Information supplied
══════
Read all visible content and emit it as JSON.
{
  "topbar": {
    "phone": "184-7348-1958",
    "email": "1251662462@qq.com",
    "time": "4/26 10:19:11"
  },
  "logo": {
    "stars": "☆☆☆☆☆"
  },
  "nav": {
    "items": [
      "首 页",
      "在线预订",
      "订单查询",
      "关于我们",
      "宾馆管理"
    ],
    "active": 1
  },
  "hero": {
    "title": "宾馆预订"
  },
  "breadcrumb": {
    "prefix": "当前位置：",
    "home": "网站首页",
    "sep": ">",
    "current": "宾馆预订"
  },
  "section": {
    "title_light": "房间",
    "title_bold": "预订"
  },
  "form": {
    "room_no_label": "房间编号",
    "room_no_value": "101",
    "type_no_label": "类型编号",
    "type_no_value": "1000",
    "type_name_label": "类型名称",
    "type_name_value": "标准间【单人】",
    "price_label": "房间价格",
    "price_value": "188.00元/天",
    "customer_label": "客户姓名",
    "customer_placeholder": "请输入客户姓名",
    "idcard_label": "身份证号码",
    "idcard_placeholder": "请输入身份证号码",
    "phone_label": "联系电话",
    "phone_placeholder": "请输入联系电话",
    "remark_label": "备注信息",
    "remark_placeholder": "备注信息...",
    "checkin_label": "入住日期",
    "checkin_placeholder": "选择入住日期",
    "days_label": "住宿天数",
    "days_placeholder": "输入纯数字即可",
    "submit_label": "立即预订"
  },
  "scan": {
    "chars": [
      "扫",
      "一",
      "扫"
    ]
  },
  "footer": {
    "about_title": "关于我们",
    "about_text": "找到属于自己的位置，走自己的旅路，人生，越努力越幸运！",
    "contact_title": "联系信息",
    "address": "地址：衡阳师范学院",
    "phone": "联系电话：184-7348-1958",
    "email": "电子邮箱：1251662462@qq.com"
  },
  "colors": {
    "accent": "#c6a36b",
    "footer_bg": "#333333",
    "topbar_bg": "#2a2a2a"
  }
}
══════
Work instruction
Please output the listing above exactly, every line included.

Result of this task
Read all visible content and emit it as JSON.
{
  "topbar": {
    "phone": "184-7348-1958",
    "email": "1251662462@qq.com",
    "time": "4/26 10:19:11"
  },
  "logo": {
    "stars": "☆☆☆☆☆"
  },
  "nav": {
    "items": [
      "首 页",
      "在线预订",
      "订单查询",
      "关于我们",
      "宾馆管理"
    ],
    "active": 1
  },
  "hero": {
    "title": "宾馆预订"
  },
  "breadcrumb": {
    "prefix": "当前位置：",
    "home": "网站首页",
    "sep": ">",
    "current": "宾馆预订"
  },
  "section": {
    "title_light": "房间",
    "title_bold": "预订"
  },
  "form": {
    "room_no_label": "房间编号",
    "room_no_value": "101",
    "type_no_label": "类型编号",
    "type_no_value": "1000",
    "type_name_label": "类型名称",
    "type_name_value": "标准间【单人】",
    "price_label": "房间价格",
    "price_value": "188.00元/天",
    "customer_label": "客户姓名",
    "customer_placeholder": "请输入客户姓名",
    "idcard_label": "身份证号码",
    "idcard_placeholder": "请输入身份证号码",
    "phone_label": "联系电话",
    "phone_placeholder": "请输入联系电话",
    "remark_label": "备注信息",
    "remark_placeholder": "备注信息...",
    "checkin_label": "入住日期",
    "checkin_placeholder": "选择入住日期",
    "days_label": "住宿天数",
    "days_placeholder": "输入纯数字即可",
    "submit_label": "立即预订"
  },
  "scan": {
    "chars": [
      "扫",
      "一",
      "扫"
    ]
  },
  "footer": {
    "about_title": "关于我们",
    "about_text": "找到属于自己的位置，走自己的旅路，人生，越努力越幸运！",
    "contact_title": "联系信息",
    "address": "地址：衡阳师范学院",
    "phone": "联系电话：184-7348-1958",
    "email": "电子邮箱：1251662462@qq.com"
  },
  "colors": {
    "accent": "#c6a36b",
    "footer_bg": "#333333",
    "topbar_bg": "#2a2a2a"
  }
}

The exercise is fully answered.